TASK REQUIREMENTS: Where does the string "Series" occur in the records? Copy each line that holds it.

TASK MATERIAL:
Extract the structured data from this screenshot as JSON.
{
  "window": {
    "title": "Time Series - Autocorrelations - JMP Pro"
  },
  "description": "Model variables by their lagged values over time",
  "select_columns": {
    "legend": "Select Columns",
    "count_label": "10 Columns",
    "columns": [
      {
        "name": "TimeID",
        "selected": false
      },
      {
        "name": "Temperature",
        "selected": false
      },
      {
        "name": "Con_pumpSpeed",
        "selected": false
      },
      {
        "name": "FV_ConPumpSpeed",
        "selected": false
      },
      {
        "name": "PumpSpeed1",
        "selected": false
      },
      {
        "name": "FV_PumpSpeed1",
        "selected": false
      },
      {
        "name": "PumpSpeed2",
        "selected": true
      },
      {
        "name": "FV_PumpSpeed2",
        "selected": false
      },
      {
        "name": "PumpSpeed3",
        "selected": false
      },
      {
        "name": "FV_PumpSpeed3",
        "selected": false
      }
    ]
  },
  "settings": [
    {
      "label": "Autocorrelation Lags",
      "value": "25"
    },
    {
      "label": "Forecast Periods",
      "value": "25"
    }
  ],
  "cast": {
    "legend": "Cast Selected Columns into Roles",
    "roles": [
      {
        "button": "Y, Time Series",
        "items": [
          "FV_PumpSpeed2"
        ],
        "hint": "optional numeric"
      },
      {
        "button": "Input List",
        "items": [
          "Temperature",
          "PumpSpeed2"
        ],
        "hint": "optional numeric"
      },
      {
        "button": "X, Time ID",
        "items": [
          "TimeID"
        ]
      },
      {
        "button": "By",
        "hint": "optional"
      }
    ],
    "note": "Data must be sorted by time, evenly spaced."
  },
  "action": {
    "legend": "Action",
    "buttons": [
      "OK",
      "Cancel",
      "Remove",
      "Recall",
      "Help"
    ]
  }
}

SOLUTION TO THE PROBLEM:
    "title": "Time Series - Autocorrelations - JMP Pro"
        "button": "Y, Time Series",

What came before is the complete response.